Protecting your rights in the workplace.

Common Types of Race Discrimination and How To Address Them

Despite extensive legal protections, race discrimination still occurs in various forms, making it crucial for employees to recognize and address these injustices.

Types of Race Discrimination in the Workplace

Race discrimination can manifest in several ways, often creating a hostile work environment. The most common types include:

  • Direct Discrimination: This occurs when an employee is treated less favorably because of their race. Examples include being denied promotions, raises, or job opportunities based on race rather than merit.
  • Indirect Discrimination: Policies or practices that appear neutral but disproportionately affect employees of a particular race can be considered indirect discrimination. An example is a company policy requiring certain hairstyles that conflict with cultural or ethnic practices.
  • Harassment: Racial harassment involves unwelcome conduct based on an individual’s race that creates a hostile work environment. This can include racial slurs, jokes, derogatory comments, or any other behavior that demeans or humiliates an employee based on their race.
  • Retaliation: Employers may retaliate against employees who report race discrimination or participate in investigations. Retaliation can take many forms, such as demotion, termination, or negative performance evaluations.
  • Microaggressions: Subtle, often unintentional, discriminatory comments or actions can undermine and devalue employees based on their race. While seemingly minor, microaggressions can accumulate and significantly impact an employee’s work experience.

Legal Protections Against Race Discrimination

Several federal and state laws protect employees from race discrimination:

Title VII of the Civil Rights Act of 1964

Prohibits employment discrimination based on race, color, religion, sex, or national origin.
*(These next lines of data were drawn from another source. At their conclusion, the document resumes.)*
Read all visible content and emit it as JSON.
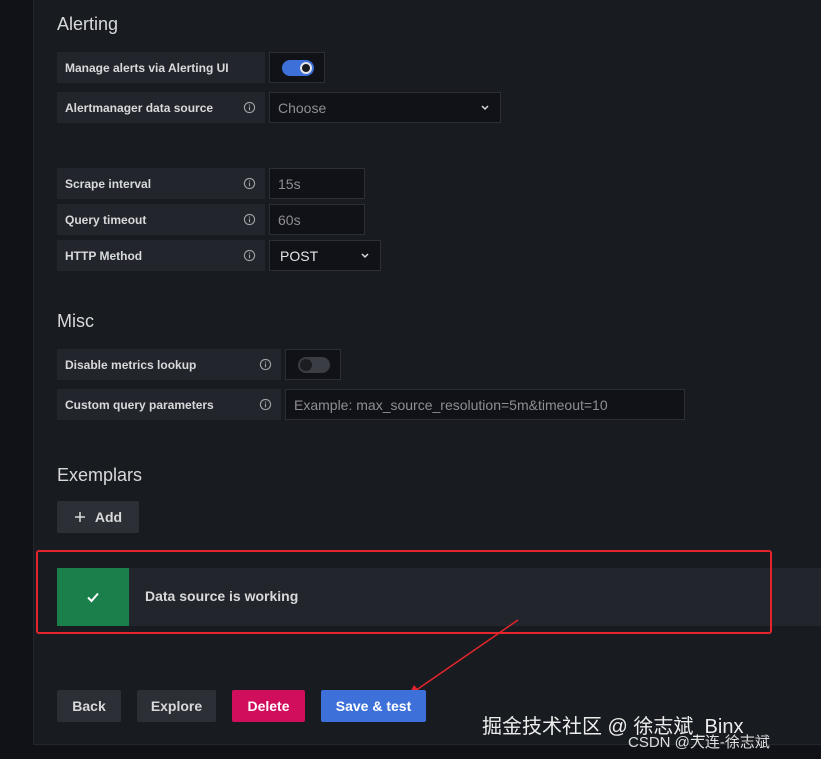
{
  "alerting": {
    "title": "Alerting",
    "manage_label": "Manage alerts via Alerting UI",
    "manage_enabled": true,
    "am_source_label": "Alertmanager data source",
    "am_source_placeholder": "Choose"
  },
  "settings": {
    "scrape_label": "Scrape interval",
    "scrape_value": "15s",
    "timeout_label": "Query timeout",
    "timeout_value": "60s",
    "method_label": "HTTP Method",
    "method_value": "POST"
  },
  "misc": {
    "title": "Misc",
    "disable_lookup_label": "Disable metrics lookup",
    "disable_lookup_enabled": false,
    "custom_params_label": "Custom query parameters",
    "custom_params_placeholder": "Example: max_source_resolution=5m&timeout=10"
  },
  "exemplars": {
    "title": "Exemplars",
    "add_label": "Add"
  },
  "alert": {
    "message": "Data source is working",
    "color": "#1a7f4b"
  },
  "actions": {
    "back": "Back",
    "explore": "Explore",
    "delete": "Delete",
    "save_test": "Save & test"
  },
  "watermark": {
    "line1": "掘金技术社区 @ 徐志斌_Binx",
    "line2": "CSDN @大连-徐志斌"
  },
  "icons": {
    "info": "info-circle-icon",
    "chevron": "chevron-down-icon",
    "plus": "plus-icon",
    "check": "check-icon"
  }
}
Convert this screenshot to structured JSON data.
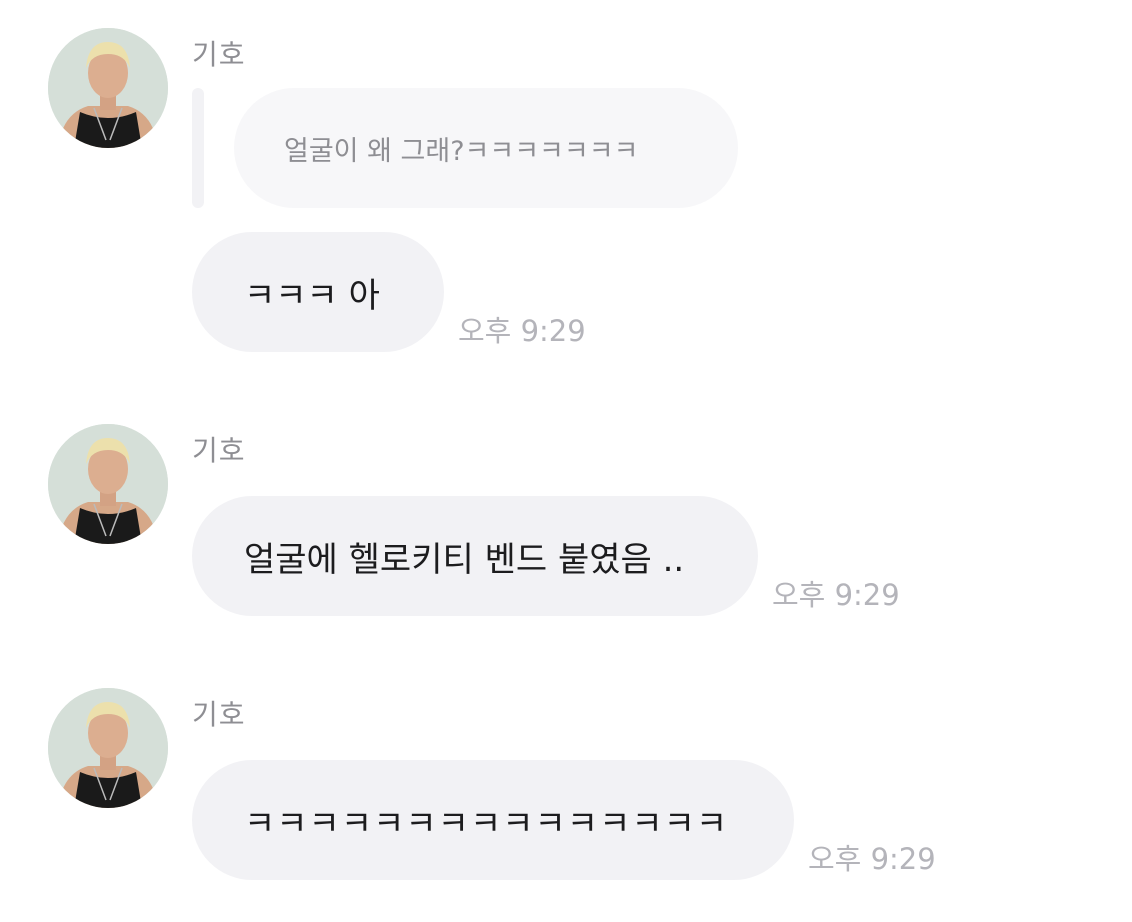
{
  "messages": [
    {
      "sender": "기호",
      "quoted_reply": "얼굴이 왜 그래?ㅋㅋㅋㅋㅋㅋㅋ",
      "text": "ㅋㅋㅋ 아",
      "time": "오후 9:29"
    },
    {
      "sender": "기호",
      "text": "얼굴에 헬로키티 벤드 붙였음 ..",
      "time": "오후 9:29"
    },
    {
      "sender": "기호",
      "text": "ㅋㅋㅋㅋㅋㅋㅋㅋㅋㅋㅋㅋㅋㅋㅋ",
      "time": "오후 9:29"
    }
  ],
  "colors": {
    "bubble_bg": "#f2f2f5",
    "reply_bg": "#f7f7f9",
    "name_text": "#8e8e93",
    "time_text": "#b4b4ba",
    "message_text": "#1c1c1e"
  },
  "icons": {
    "avatar": "profile-photo"
  }
}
It applies to employers with 15 or more employees.

California Fair Employment and Housing Act (FEHA)

Offers broader protections than federal laws, covering employers with five or more employees and prohibiting discrimination, harassment, and retaliation based on race and other protected characteristics.

Section 1981 of the Civil Rights Act of 1866

Guarantees all individuals the right to make and enforce contracts regardless of race, which includes employment contracts.

How To Address Race Discrimination

If you believe you have been subjected to race discrimination, taking the following steps can help protect your rights and build a strong case:

  • Document Incidents: Keep detailed records of discriminatory actions, including dates, times, locations, and any witnesses. Document interactions with supervisors, HR, and coworkers, as well as any emails, messages, or other communications that may support your claims.
  • Report Internally: Follow your employer’s internal procedures for reporting discrimination. This typically involves filing a complaint with your HR department. Ensure that your complaint is in writing and keep copies for your records.
  • Seek Legal Advice: Speak to a trusted Los Angeles race discrimination attorney. They can help you understand your rights and the strength of your case. A lawyer can also guide you and provide valuable advice on the best course of action as you navigate the claims process.
  • File a Charge with the CRD or DFEH: Before you can file a lawsuit, you must file a charge of discrimination with the Equal Employment Opportunity Commission (EEOC) or California’s Civil Rights Department (CRD) . These agencies will investigate your claims and may help resolve the issue.
  • Consider Mediation or Settlement: Sometimes, mediation or settlement negotiations can resolve discrimination claims without going to court. Your lawyer can represent your interests and help negotiate a fair settlement.

Filing a Lawsuit

If internal reporting and agency investigations do not resolve the issue, you may choose to file a lawsuit. Your employment lawyer in Los Angeles will help you file the necessary documents and represent you in court. A favorable outcome can potentially result in reinstatement if you were wrongfully terminated, back pay and front pay, compensatory damages for emotional distress, punitive damages in cases of egregious conduct, and attorney’s fees.